It actually makes sense. A baby cries, and if all is right in its world, it’s tended to, fed, rocked, and lulled to sleep. A child matures, asks for help, and if all is well, is given a decent amount of attention, made to feel safe in the world, and goes about exploring with a light curiosity. Sometimes we grow up without that comfort. Without being told, “it’s OK, sometimes you win, sometimes you lose but in the end, you are loved either way.” We might miss out on that lightness, the ability to be in this world with a certain flexibility. It’s a basic human desire as social creatures to want to belong. Some call it love; science calls it “positive attachment.” Either way all humans seek it.
I think almost everything we do is in search of love and belonging. From plastic surgery to making more and more money to share with our friends and family, we are trying to bring more love into our lives. It’s a great goal as long as we don’t confuse love with meaningless markers of outside approval. This means that after our basic needs are met, our relationships with people are our greatest asset. Even the most exotic trip or delectable meal is only as amazing as those we share it with.
So what does this mean? It means that we can benefit from an occasional “Taking Stock” of our priorities and how we go about accomplishing them. In it’s simplest form, it can be reduced to a math problem. If we know what we want our outcome to be, we can then figure out our options of getting to that outcome. Taking Stock means getting off autopilot and not assuming that what you did last year or three years ago is still working for you.
After you Take Stock, you can begin to search for what might bring more love and peace into your life. The trick here is to avoid fear based planning, which often our inner voice encourages.
Counterpunch: A clever client of mine used the term “Counterpunch” in reference to talking back to their negative inner voice. I love this phrase as it attests to not just a gentle ignoring of your negative self talk, but an aggressive shutdown of the often negative (and unhelpful) inner monologue. A counterpunch example to the thought in my example above of fear based goal setting is: “I’m able to live with my current income, and I have plenty of time to research, network, and get support in finding a new job with an increased salary.” Training yourself to talk back to your negative inner voice takes practice, but once incorporated into your daily life shows quick results with respect to increased peace of mind, reduced anxiety, and an ability to think clearly and therefor increase productivity.
Stick to the facts: Don’t let your emotions cloud the facts. Example: “I’m so lazy, I barely workout, I don’t cook enough, and my house is a mess.” What are the facts? How are you actually spending your time? I bet it’s not sitting on the couch 24 hours a day. Are you working? Do you have a family? Friends? Look at how you really are spending your time. What are the facts?

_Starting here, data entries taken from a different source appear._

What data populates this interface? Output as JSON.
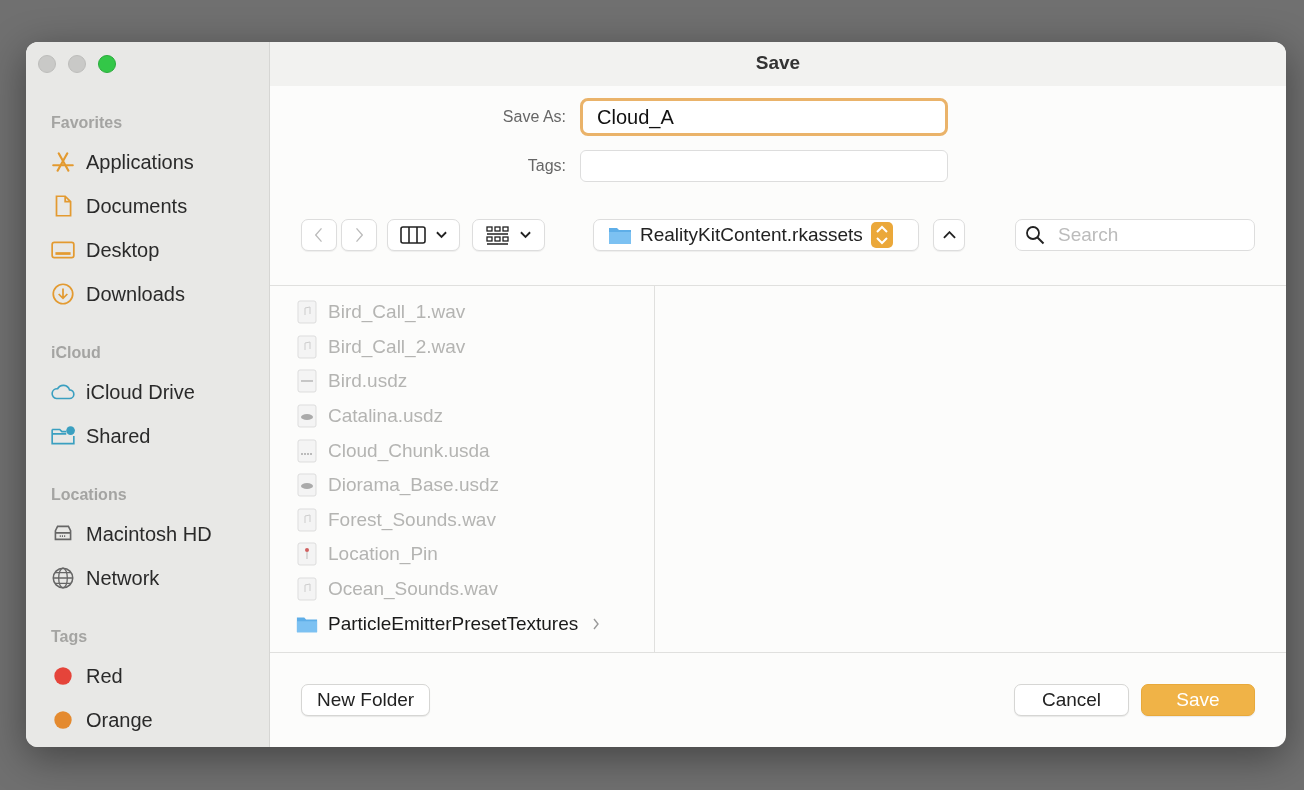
{
  "window": {
    "title": "Save"
  },
  "sidebar": {
    "sections": [
      {
        "heading": "Favorites",
        "items": [
          {
            "label": "Applications",
            "kind": "apps"
          },
          {
            "label": "Documents",
            "kind": "document"
          },
          {
            "label": "Desktop",
            "kind": "desktop"
          },
          {
            "label": "Downloads",
            "kind": "download"
          }
        ]
      },
      {
        "heading": "iCloud",
        "items": [
          {
            "label": "iCloud Drive",
            "kind": "cloud"
          },
          {
            "label": "Shared",
            "kind": "shared"
          }
        ]
      },
      {
        "heading": "Locations",
        "items": [
          {
            "label": "Macintosh HD",
            "kind": "disk"
          },
          {
            "label": "Network",
            "kind": "globe"
          }
        ]
      },
      {
        "heading": "Tags",
        "items": [
          {
            "label": "Red",
            "kind": "tag",
            "color": "#e5443a"
          },
          {
            "label": "Orange",
            "kind": "tag",
            "color": "#e48a2f"
          }
        ]
      }
    ]
  },
  "save_as": {
    "label": "Save As:",
    "value": "Cloud_A"
  },
  "tags": {
    "label": "Tags:"
  },
  "location": {
    "label": "RealityKitContent.rkassets"
  },
  "search": {
    "placeholder": "Search"
  },
  "files": [
    {
      "name": "Bird_Call_1.wav",
      "kind": "audio",
      "disabled": true
    },
    {
      "name": "Bird_Call_2.wav",
      "kind": "audio",
      "disabled": true
    },
    {
      "name": "Bird.usdz",
      "kind": "bird",
      "disabled": true
    },
    {
      "name": "Catalina.usdz",
      "kind": "model",
      "disabled": true
    },
    {
      "name": "Cloud_Chunk.usda",
      "kind": "usda",
      "disabled": true
    },
    {
      "name": "Diorama_Base.usdz",
      "kind": "model",
      "disabled": true
    },
    {
      "name": "Forest_Sounds.wav",
      "kind": "audio",
      "disabled": true
    },
    {
      "name": "Location_Pin",
      "kind": "pin",
      "disabled": true
    },
    {
      "name": "Ocean_Sounds.wav",
      "kind": "audio",
      "disabled": true
    },
    {
      "name": "ParticleEmitterPresetTextures",
      "kind": "folder",
      "disabled": false
    }
  ],
  "buttons": {
    "new_folder": "New Folder",
    "cancel": "Cancel",
    "save": "Save"
  }
}
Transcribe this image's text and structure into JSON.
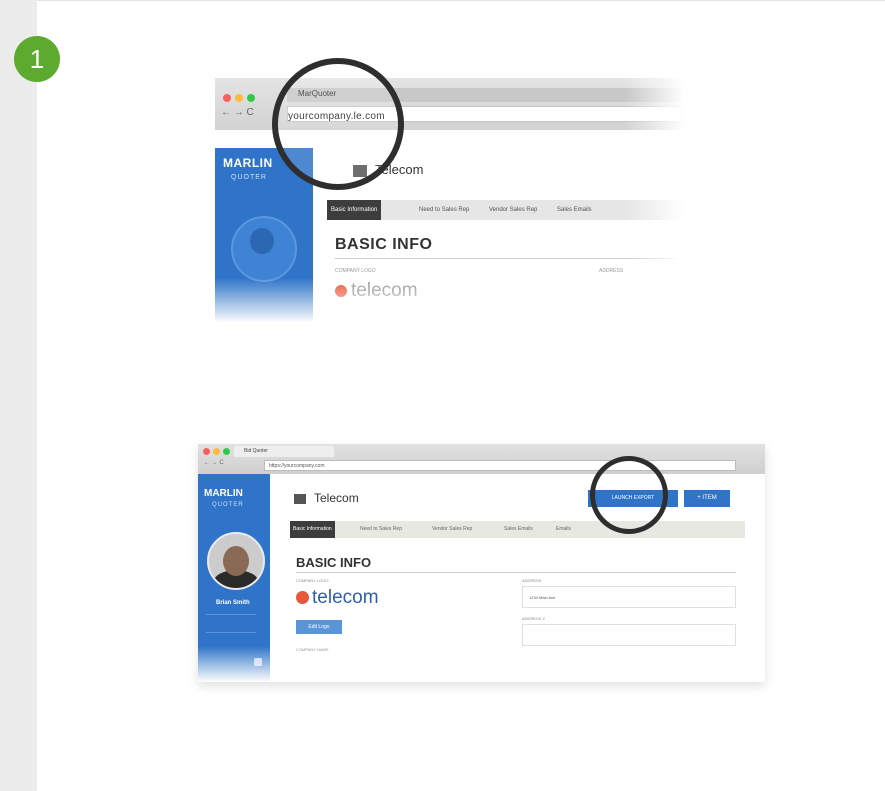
{
  "step": {
    "number": "1"
  },
  "shot1": {
    "tab_title": "MarQuoter",
    "url": "yourcompany.le.com",
    "nav": "← → C",
    "logo": "MARLIN",
    "sublogo": "QUOTER",
    "company": "Telecom",
    "tabs": [
      "Basic Information",
      "Need to Sales Rep",
      "Vendor Sales Rep",
      "Sales Emails"
    ],
    "heading": "BASIC INFO",
    "label_logo": "COMPANY LOGO",
    "label_address": "ADDRESS",
    "telecom_logo": "telecom"
  },
  "shot2": {
    "tab_title": "Bid Quoter",
    "url": "https://yourcompany.com",
    "nav": "← → C",
    "logo": "MARLIN",
    "sublogo": "QUOTER",
    "user_name": "Brian Smith",
    "company": "Telecom",
    "button_primary": "LAUNCH EXPORT",
    "button_secondary": "+ ITEM",
    "tabs": [
      "Basic Information",
      "Need to Sales Rep",
      "Vendor Sales Rep",
      "Sales Emails",
      "Emails"
    ],
    "heading": "BASIC INFO",
    "label_logo": "COMPANY LOGO",
    "label_address": "ADDRESS",
    "label_address2": "ADDRESS 2",
    "label_company_name": "COMPANY NAME",
    "telecom_logo": "telecom",
    "edit_button": "Edit Logo",
    "address_value": "1234 Main Ave"
  },
  "colors": {
    "accent": "#2f74c8",
    "badge": "#5cab2e",
    "telecom_dot": "#e7573b"
  }
}
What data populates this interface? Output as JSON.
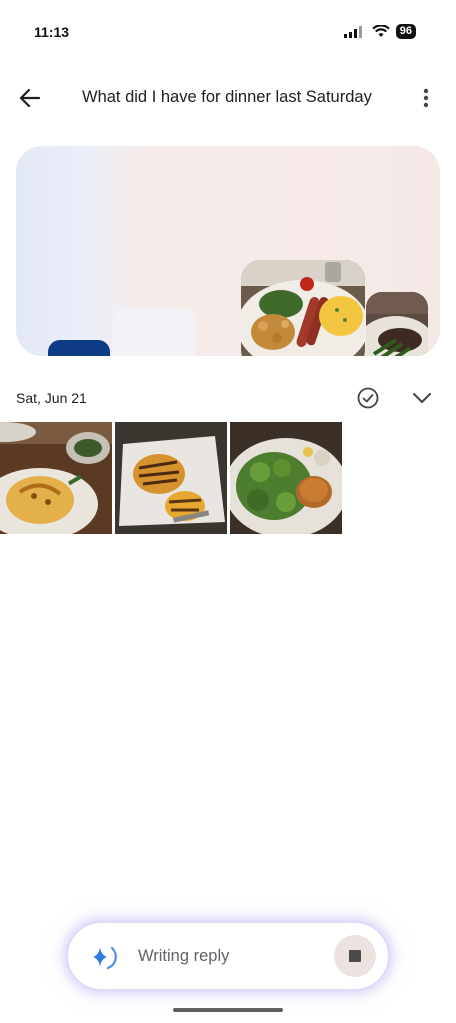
{
  "status_bar": {
    "time": "11:13",
    "battery": "96"
  },
  "header": {
    "title": "What did I have for dinner last Saturday",
    "back_icon": "arrow-left-icon",
    "more_icon": "more-vert-icon"
  },
  "results": {
    "date": "Sat, Jun 21",
    "photos": [
      "photo-omelette-plate",
      "photo-pastry-plate",
      "photo-salad-plate"
    ]
  },
  "reply_bar": {
    "status_text": "Writing reply",
    "stop_icon": "stop-icon",
    "accent": "#1a73e8"
  },
  "colors": {
    "background": "#ffffff",
    "text": "#1f1f1f",
    "muted": "#5f6368"
  }
}
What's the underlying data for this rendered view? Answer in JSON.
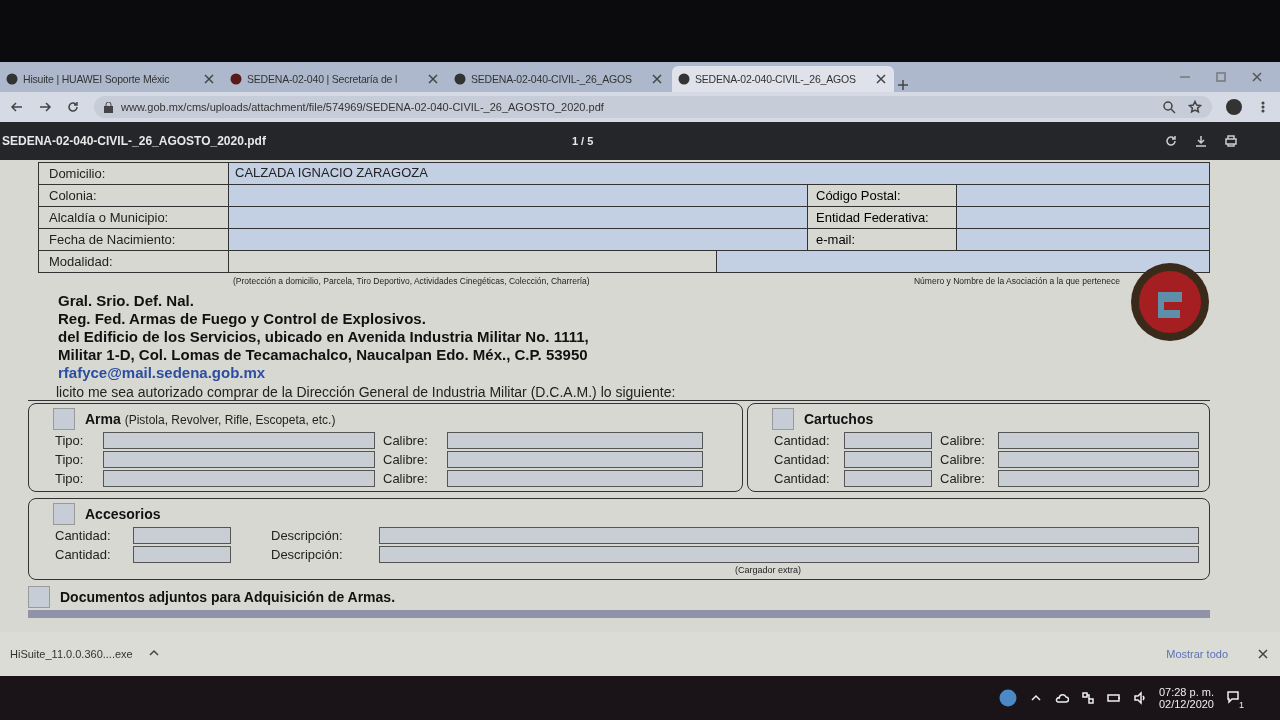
{
  "browser": {
    "tabs": [
      {
        "title": "Hisuite | HUAWEI Soporte Méxic",
        "selected": false
      },
      {
        "title": "SEDENA-02-040 | Secretaría de l",
        "selected": false
      },
      {
        "title": "SEDENA-02-040-CIVIL-_26_AGOS",
        "selected": false
      },
      {
        "title": "SEDENA-02-040-CIVIL-_26_AGOS",
        "selected": true
      }
    ],
    "url": "www.gob.mx/cms/uploads/attachment/file/574969/SEDENA-02-040-CIVIL-_26_AGOSTO_2020.pdf"
  },
  "pdf_toolbar": {
    "title": "SEDENA-02-040-CIVIL-_26_AGOSTO_2020.pdf",
    "page": "1 / 5"
  },
  "form": {
    "personal_rows": [
      {
        "label": "Domicilio:",
        "value": "CALZADA IGNACIO ZARAGOZA"
      },
      {
        "label": "Colonia:",
        "extra_label": "Código Postal:"
      },
      {
        "label": "Alcaldía o Municipio:",
        "extra_label": "Entidad Federativa:"
      },
      {
        "label": "Fecha de Nacimiento:",
        "extra_label": "e-mail:"
      },
      {
        "label": "Modalidad:"
      }
    ],
    "modalidad_note": "(Protección a domicilio, Parcela, Tiro Deportivo, Actividades Cinegéticas, Colección, Charrería)",
    "association_note": "Número y Nombre de la Asociación a la que pertenece",
    "address_lines": [
      "Gral. Srio. Def. Nal.",
      "Reg. Fed. Armas de Fuego y Control de Explosivos.",
      "del Edificio de los Servicios, ubicado en Avenida Industria Militar No. 1111,",
      "Militar 1-D, Col. Lomas de Tecamachalco, Naucalpan Edo. Méx., C.P. 53950"
    ],
    "email": "rfafyce@mail.sedena.gob.mx",
    "request": "licito me sea autorizado comprar de la Dirección General de Industria Militar (D.C.A.M.) lo siguiente:",
    "arma": {
      "checked": false,
      "title": "Arma",
      "hint": "(Pistola, Revolver, Rifle, Escopeta, etc.)",
      "rows": [
        {
          "label": "Tipo:",
          "label2": "Calibre:"
        },
        {
          "label": "Tipo:",
          "label2": "Calibre:"
        },
        {
          "label": "Tipo:",
          "label2": "Calibre:"
        }
      ]
    },
    "cartuchos": {
      "checked": false,
      "title": "Cartuchos",
      "rows": [
        {
          "label": "Cantidad:",
          "label2": "Calibre:"
        },
        {
          "label": "Cantidad:",
          "label2": "Calibre:"
        },
        {
          "label": "Cantidad:",
          "label2": "Calibre:"
        }
      ]
    },
    "accesorios": {
      "checked": false,
      "title": "Accesorios",
      "rows": [
        {
          "label": "Cantidad:",
          "label2": "Descripción:"
        },
        {
          "label": "Cantidad:",
          "label2": "Descripción:"
        }
      ],
      "note": "(Cargador extra)"
    },
    "documentos": {
      "checked": false,
      "title": "Documentos adjuntos para Adquisición de Armas."
    }
  },
  "downloads": {
    "file": "HiSuite_11.0.0.360....exe",
    "show_all": "Mostrar todo"
  },
  "taskbar": {
    "time": "07:28 p. m.",
    "date": "02/12/2020",
    "notifications": "1"
  }
}
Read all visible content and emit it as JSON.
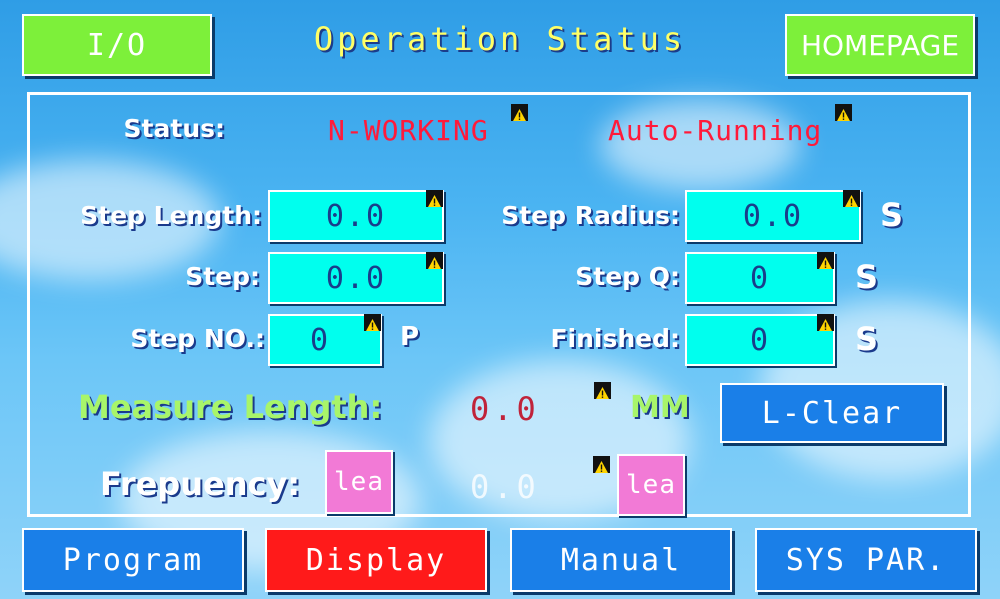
{
  "header": {
    "io_label": "I/O",
    "title": "Operation Status",
    "homepage_label": "HOMEPAGE"
  },
  "status": {
    "label": "Status:",
    "state1": "N-WORKING",
    "state2": "Auto-Running"
  },
  "fields": {
    "step_length": {
      "label": "Step Length:",
      "value": "0.0"
    },
    "step_radius": {
      "label": "Step Radius:",
      "value": "0.0",
      "unit": "S"
    },
    "step": {
      "label": "Step:",
      "value": "0.0"
    },
    "step_q": {
      "label": "Step Q:",
      "value": "0",
      "unit": "S"
    },
    "step_no": {
      "label": "Step NO.:",
      "value": "0",
      "unit": "P"
    },
    "finished": {
      "label": "Finished:",
      "value": "0",
      "unit": "S"
    }
  },
  "measure": {
    "label": "Measure Length:",
    "value": "0.0",
    "unit": "MM",
    "clear_label": "L-Clear"
  },
  "frequency": {
    "label": "Frepuency:",
    "button1_label": "lea",
    "value": "0.0",
    "button2_label": "lea"
  },
  "nav": {
    "program": "Program",
    "display": "Display",
    "manual": "Manual",
    "sys_par": "SYS PAR."
  },
  "colors": {
    "accent_green": "#7df03a",
    "button_blue": "#1a7fe8",
    "active_red": "#ff1a1a",
    "field_cyan": "#00ffee",
    "status_red": "#ff1a3a"
  }
}
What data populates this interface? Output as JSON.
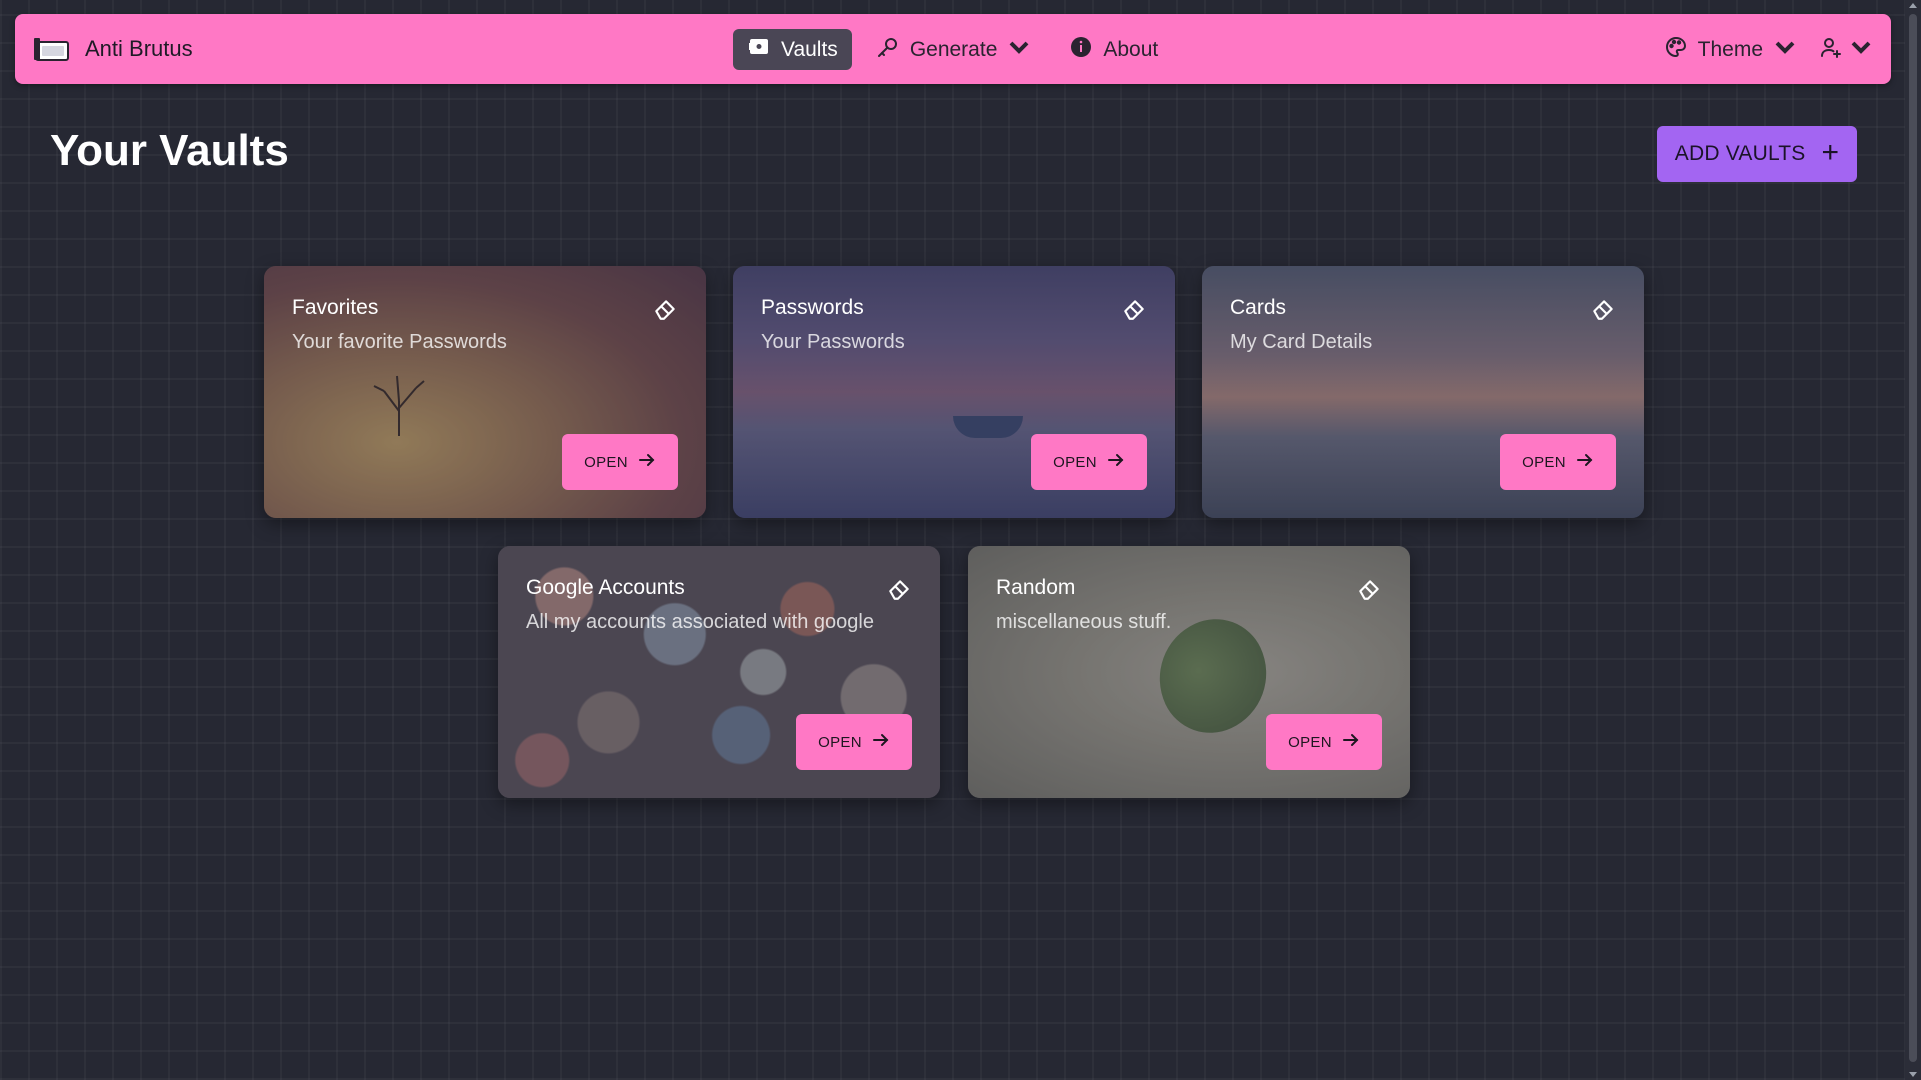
{
  "app": {
    "brand": "Anti Brutus"
  },
  "nav": {
    "vaults": "Vaults",
    "generate": "Generate",
    "about": "About",
    "theme": "Theme"
  },
  "page": {
    "title": "Your Vaults",
    "add_button": "ADD VAULTS",
    "add_icon": "+"
  },
  "cards": [
    {
      "title": "Favorites",
      "subtitle": "Your favorite Passwords",
      "open": "OPEN"
    },
    {
      "title": "Passwords",
      "subtitle": "Your Passwords",
      "open": "OPEN"
    },
    {
      "title": "Cards",
      "subtitle": "My Card Details",
      "open": "OPEN"
    },
    {
      "title": "Google Accounts",
      "subtitle": "All my accounts associated with google",
      "open": "OPEN"
    },
    {
      "title": "Random",
      "subtitle": "miscellaneous stuff.",
      "open": "OPEN"
    }
  ],
  "colors": {
    "navbar": "#ff78c5",
    "accent_button": "#a365f2",
    "background": "#262833"
  }
}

In short, fear can really get in our way, prevent us from experiencing gratitude, and in turn, stunt our ability to both appreciate our present moment as well as prevent us from living boldly. The great news, is that it doesn’t have to. We all deserve to live inspired lives and we all deserve to figure out what that looks like for us personally.